### Exercise inputs ###
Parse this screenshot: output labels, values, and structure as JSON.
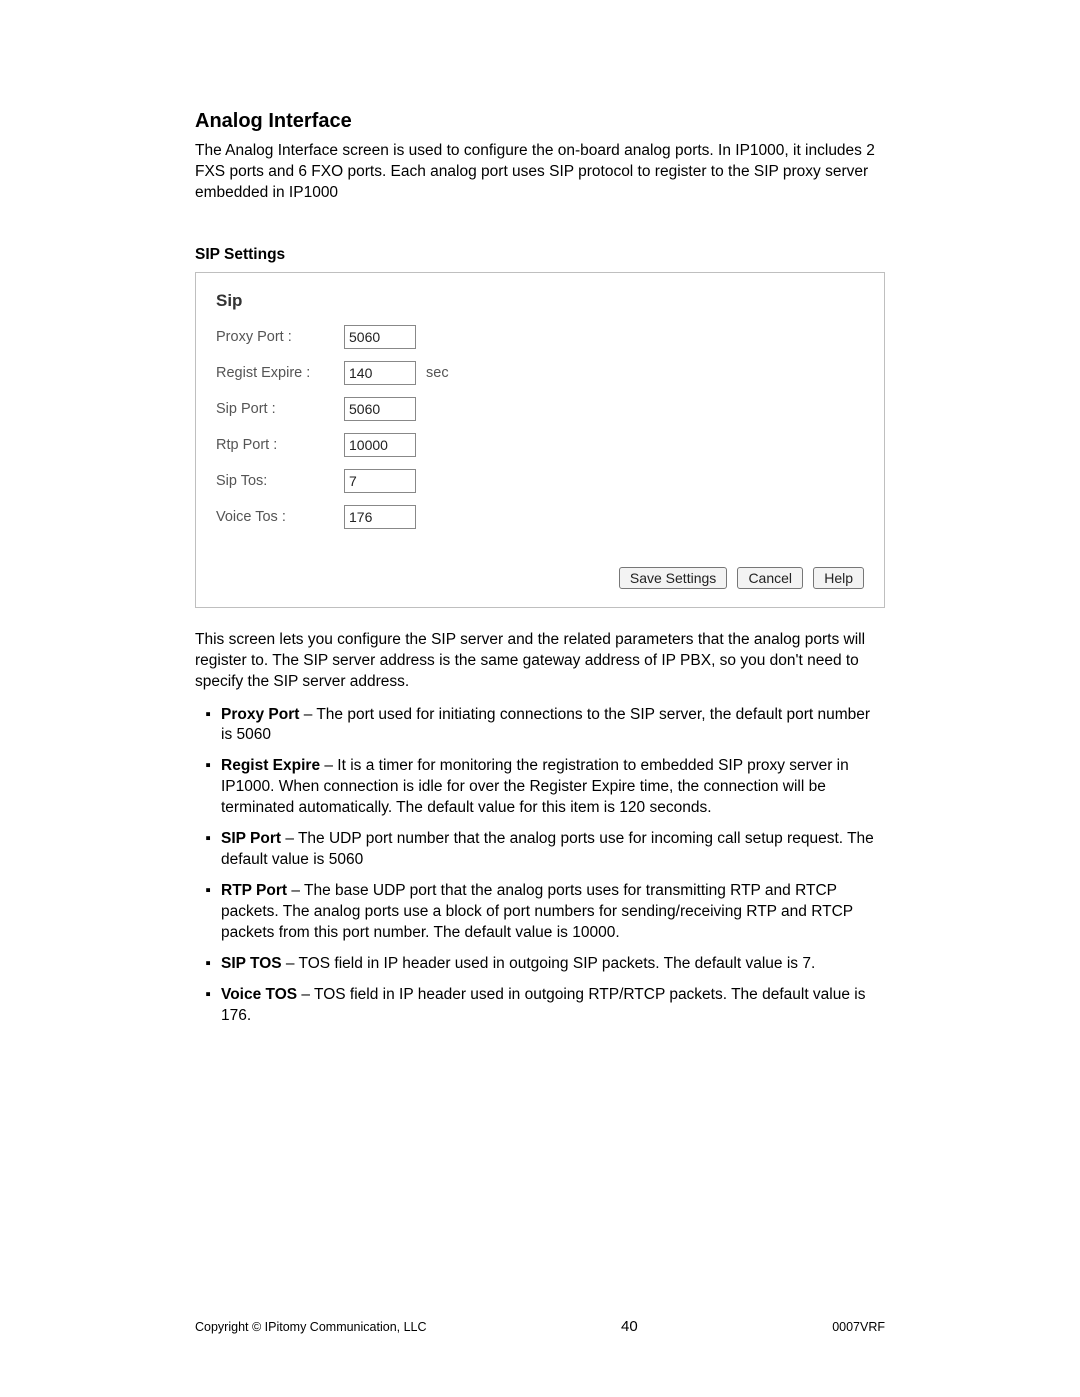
{
  "title": "Analog Interface",
  "intro": "The Analog Interface screen is used to configure the on-board analog ports. In IP1000, it includes 2 FXS ports and 6 FXO ports. Each analog port uses SIP protocol to register to the SIP proxy server embedded in IP1000",
  "subhead": "SIP Settings",
  "panel": {
    "title": "Sip",
    "rows": [
      {
        "label": "Proxy Port :",
        "value": "5060",
        "unit": ""
      },
      {
        "label": "Regist Expire :",
        "value": "140",
        "unit": "sec"
      },
      {
        "label": "Sip Port :",
        "value": "5060",
        "unit": ""
      },
      {
        "label": "Rtp Port :",
        "value": "10000",
        "unit": ""
      },
      {
        "label": "Sip Tos:",
        "value": "7",
        "unit": ""
      },
      {
        "label": "Voice Tos :",
        "value": "176",
        "unit": ""
      }
    ],
    "buttons": {
      "save": "Save  Settings",
      "cancel": "Cancel",
      "help": "Help"
    }
  },
  "desc": "This screen lets you configure the SIP server and the related parameters that the analog ports will register to. The SIP server address is the same gateway address of IP PBX, so you don't need to specify the SIP server address.",
  "bullets": [
    {
      "term": "Proxy Port",
      "text": " – The port used for initiating connections to the SIP server, the default port number is 5060"
    },
    {
      "term": "Regist Expire",
      "text": " – It is a timer for monitoring the registration to embedded SIP proxy server in IP1000. When connection is idle for over the Register Expire time, the connection will be terminated automatically. The default value for this item is 120 seconds."
    },
    {
      "term": "SIP Port",
      "text": " – The UDP port number that the analog ports use for incoming call setup request. The default value is 5060"
    },
    {
      "term": "RTP Port",
      "text": " – The base UDP port that the analog ports uses for transmitting RTP and RTCP packets. The analog ports use a block of port numbers for sending/receiving RTP and RTCP packets from this port number. The default value is 10000."
    },
    {
      "term": "SIP TOS",
      "text": " – TOS field in IP header used in outgoing SIP packets. The default value is 7."
    },
    {
      "term": "Voice TOS",
      "text": " – TOS field in IP header used in outgoing RTP/RTCP packets. The default value is 176."
    }
  ],
  "footer": {
    "left": "Copyright © IPitomy Communication, LLC",
    "page": "40",
    "right": "0007VRF"
  }
}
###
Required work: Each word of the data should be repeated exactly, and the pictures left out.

Expected output:
Parse this screenshot: output labels, values, and structure as JSON.
{
  "title": "Analog Interface",
  "intro": "The Analog Interface screen is used to configure the on-board analog ports. In IP1000, it includes 2 FXS ports and 6 FXO ports. Each analog port uses SIP protocol to register to the SIP proxy server embedded in IP1000",
  "subhead": "SIP Settings",
  "panel": {
    "title": "Sip",
    "rows": [
      {
        "label": "Proxy Port :",
        "value": "5060",
        "unit": ""
      },
      {
        "label": "Regist Expire :",
        "value": "140",
        "unit": "sec"
      },
      {
        "label": "Sip Port :",
        "value": "5060",
        "unit": ""
      },
      {
        "label": "Rtp Port :",
        "value": "10000",
        "unit": ""
      },
      {
        "label": "Sip Tos:",
        "value": "7",
        "unit": ""
      },
      {
        "label": "Voice Tos :",
        "value": "176",
        "unit": ""
      }
    ],
    "buttons": {
      "save": "Save  Settings",
      "cancel": "Cancel",
      "help": "Help"
    }
  },
  "desc": "This screen lets you configure the SIP server and the related parameters that the analog ports will register to. The SIP server address is the same gateway address of IP PBX, so you don't need to specify the SIP server address.",
  "bullets": [
    {
      "term": "Proxy Port",
      "text": " – The port used for initiating connections to the SIP server, the default port number is 5060"
    },
    {
      "term": "Regist Expire",
      "text": " – It is a timer for monitoring the registration to embedded SIP proxy server in IP1000. When connection is idle for over the Register Expire time, the connection will be terminated automatically. The default value for this item is 120 seconds."
    },
    {
      "term": "SIP Port",
      "text": " – The UDP port number that the analog ports use for incoming call setup request. The default value is 5060"
    },
    {
      "term": "RTP Port",
      "text": " – The base UDP port that the analog ports uses for transmitting RTP and RTCP packets. The analog ports use a block of port numbers for sending/receiving RTP and RTCP packets from this port number. The default value is 10000."
    },
    {
      "term": "SIP TOS",
      "text": " – TOS field in IP header used in outgoing SIP packets. The default value is 7."
    },
    {
      "term": "Voice TOS",
      "text": " – TOS field in IP header used in outgoing RTP/RTCP packets. The default value is 176."
    }
  ],
  "footer": {
    "left": "Copyright © IPitomy Communication, LLC",
    "page": "40",
    "right": "0007VRF"
  }
}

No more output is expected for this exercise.